Problem description:
Scan the data, and whenever a line contains "true", copy it.

Input:
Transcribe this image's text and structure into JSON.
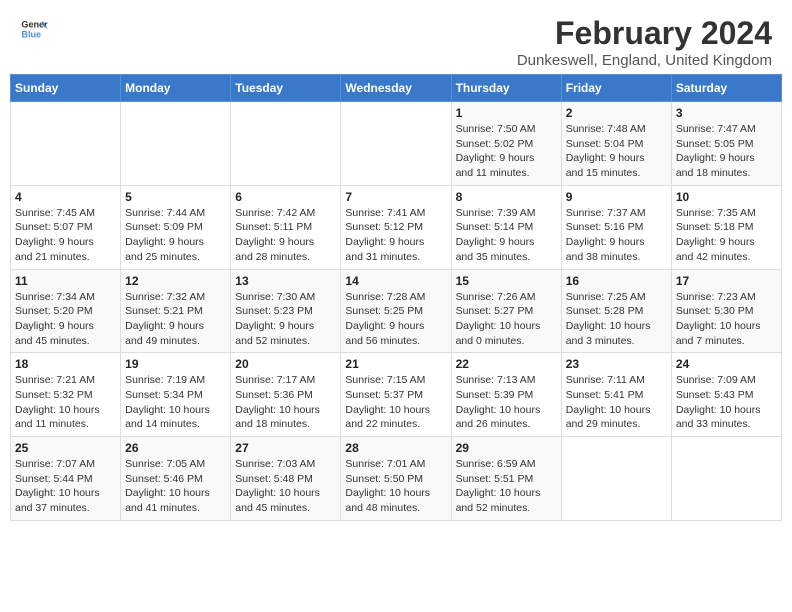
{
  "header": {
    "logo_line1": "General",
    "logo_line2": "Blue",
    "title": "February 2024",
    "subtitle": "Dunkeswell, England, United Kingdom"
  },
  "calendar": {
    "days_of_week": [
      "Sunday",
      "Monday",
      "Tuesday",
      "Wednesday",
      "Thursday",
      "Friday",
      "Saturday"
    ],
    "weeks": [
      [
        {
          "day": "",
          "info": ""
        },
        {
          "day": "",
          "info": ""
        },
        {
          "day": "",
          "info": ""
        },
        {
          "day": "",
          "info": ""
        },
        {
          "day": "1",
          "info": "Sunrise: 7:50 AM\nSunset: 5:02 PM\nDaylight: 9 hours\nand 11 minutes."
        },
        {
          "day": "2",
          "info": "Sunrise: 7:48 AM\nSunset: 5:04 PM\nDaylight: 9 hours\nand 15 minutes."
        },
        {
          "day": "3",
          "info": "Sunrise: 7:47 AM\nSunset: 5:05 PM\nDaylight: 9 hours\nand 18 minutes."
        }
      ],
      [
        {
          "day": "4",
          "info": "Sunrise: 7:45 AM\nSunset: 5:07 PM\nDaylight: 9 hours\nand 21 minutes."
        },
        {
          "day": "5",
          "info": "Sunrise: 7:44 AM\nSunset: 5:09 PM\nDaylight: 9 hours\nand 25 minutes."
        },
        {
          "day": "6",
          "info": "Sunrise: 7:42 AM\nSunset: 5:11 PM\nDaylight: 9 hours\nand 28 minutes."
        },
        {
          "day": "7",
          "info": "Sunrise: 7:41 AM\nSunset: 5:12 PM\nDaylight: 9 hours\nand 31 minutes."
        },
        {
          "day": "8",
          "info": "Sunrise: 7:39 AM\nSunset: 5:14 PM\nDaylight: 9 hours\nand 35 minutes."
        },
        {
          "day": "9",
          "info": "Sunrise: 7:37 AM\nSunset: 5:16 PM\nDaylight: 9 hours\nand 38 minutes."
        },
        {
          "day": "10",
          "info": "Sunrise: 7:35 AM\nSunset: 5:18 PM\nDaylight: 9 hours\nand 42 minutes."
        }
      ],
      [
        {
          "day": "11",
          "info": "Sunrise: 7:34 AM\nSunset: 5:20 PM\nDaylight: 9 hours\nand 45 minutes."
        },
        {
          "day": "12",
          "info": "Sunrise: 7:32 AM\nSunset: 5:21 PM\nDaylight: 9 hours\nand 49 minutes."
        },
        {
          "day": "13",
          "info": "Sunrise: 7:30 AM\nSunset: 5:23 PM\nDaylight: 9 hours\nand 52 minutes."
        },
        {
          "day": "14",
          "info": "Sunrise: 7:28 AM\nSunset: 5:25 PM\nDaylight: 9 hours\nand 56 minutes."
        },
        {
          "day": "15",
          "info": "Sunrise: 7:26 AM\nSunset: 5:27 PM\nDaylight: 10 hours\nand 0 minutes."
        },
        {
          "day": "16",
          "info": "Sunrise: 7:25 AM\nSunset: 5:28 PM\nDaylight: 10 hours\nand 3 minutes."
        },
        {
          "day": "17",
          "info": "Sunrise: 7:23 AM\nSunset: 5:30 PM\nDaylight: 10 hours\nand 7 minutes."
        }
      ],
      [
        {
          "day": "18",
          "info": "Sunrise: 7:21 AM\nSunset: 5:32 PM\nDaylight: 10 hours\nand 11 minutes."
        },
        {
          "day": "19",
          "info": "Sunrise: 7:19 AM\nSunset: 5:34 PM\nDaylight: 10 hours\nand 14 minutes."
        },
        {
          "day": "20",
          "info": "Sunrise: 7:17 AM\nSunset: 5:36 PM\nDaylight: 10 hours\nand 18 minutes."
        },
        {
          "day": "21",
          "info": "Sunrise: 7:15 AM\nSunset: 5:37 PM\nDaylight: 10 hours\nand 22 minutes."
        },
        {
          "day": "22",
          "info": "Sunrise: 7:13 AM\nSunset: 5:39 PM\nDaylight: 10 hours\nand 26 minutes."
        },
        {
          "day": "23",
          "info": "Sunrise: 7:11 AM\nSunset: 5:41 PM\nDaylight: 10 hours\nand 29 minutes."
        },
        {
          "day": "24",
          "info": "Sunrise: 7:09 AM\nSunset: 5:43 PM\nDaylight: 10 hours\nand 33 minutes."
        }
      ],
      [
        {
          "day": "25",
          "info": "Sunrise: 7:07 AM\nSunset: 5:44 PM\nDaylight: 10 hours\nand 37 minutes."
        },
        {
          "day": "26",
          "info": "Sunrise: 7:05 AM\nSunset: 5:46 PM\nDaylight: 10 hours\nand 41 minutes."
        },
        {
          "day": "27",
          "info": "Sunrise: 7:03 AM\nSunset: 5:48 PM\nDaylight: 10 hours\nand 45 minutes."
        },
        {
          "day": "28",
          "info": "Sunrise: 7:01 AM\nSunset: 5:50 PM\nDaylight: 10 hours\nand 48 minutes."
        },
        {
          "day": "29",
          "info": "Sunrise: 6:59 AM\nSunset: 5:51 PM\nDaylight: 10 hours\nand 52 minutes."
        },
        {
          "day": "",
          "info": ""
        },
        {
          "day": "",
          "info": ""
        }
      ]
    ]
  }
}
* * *
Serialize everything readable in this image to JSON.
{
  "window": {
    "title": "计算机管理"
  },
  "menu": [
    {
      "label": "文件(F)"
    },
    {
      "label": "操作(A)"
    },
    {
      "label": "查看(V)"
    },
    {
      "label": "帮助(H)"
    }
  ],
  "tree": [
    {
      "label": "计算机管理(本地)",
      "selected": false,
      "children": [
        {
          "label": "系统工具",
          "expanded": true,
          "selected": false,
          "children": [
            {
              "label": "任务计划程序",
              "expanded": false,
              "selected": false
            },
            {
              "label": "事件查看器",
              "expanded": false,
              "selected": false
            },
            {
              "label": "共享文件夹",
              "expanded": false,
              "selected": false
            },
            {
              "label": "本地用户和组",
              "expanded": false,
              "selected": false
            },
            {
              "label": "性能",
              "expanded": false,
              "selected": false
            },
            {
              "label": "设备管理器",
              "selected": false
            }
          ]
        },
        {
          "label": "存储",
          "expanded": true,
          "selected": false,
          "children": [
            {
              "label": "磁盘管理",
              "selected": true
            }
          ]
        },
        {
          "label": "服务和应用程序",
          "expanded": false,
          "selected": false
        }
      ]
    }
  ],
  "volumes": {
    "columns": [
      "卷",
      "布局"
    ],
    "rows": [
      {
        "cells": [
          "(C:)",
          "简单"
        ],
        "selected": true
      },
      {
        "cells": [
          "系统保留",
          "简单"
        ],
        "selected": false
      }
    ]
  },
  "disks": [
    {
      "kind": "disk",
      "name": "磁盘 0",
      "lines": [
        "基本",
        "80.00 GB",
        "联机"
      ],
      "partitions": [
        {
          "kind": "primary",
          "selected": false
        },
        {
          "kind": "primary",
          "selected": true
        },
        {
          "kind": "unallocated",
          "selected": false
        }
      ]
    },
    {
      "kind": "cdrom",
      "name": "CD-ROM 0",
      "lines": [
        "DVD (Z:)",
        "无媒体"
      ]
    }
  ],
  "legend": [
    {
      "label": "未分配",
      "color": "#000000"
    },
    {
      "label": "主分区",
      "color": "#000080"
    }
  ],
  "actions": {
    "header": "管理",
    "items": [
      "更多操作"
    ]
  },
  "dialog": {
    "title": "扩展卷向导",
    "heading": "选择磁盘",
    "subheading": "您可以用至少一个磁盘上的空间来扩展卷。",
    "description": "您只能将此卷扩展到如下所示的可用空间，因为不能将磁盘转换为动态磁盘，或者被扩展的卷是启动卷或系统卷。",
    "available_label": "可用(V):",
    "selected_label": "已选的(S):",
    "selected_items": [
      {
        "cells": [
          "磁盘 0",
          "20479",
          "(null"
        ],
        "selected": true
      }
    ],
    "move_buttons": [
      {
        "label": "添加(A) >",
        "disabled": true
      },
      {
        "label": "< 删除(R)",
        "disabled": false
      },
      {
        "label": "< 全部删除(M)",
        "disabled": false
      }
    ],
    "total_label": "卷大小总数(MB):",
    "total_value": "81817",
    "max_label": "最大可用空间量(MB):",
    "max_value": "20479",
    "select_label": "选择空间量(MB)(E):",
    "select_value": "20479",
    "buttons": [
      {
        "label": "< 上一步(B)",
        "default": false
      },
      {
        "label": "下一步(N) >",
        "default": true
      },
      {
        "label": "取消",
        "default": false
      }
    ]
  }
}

Output of the task:
          "expanded": true,
          "expanded": true,
              "selected": true
        "selected": true
          "selected": true
        "selected": true
        "disabled": true
        "default": true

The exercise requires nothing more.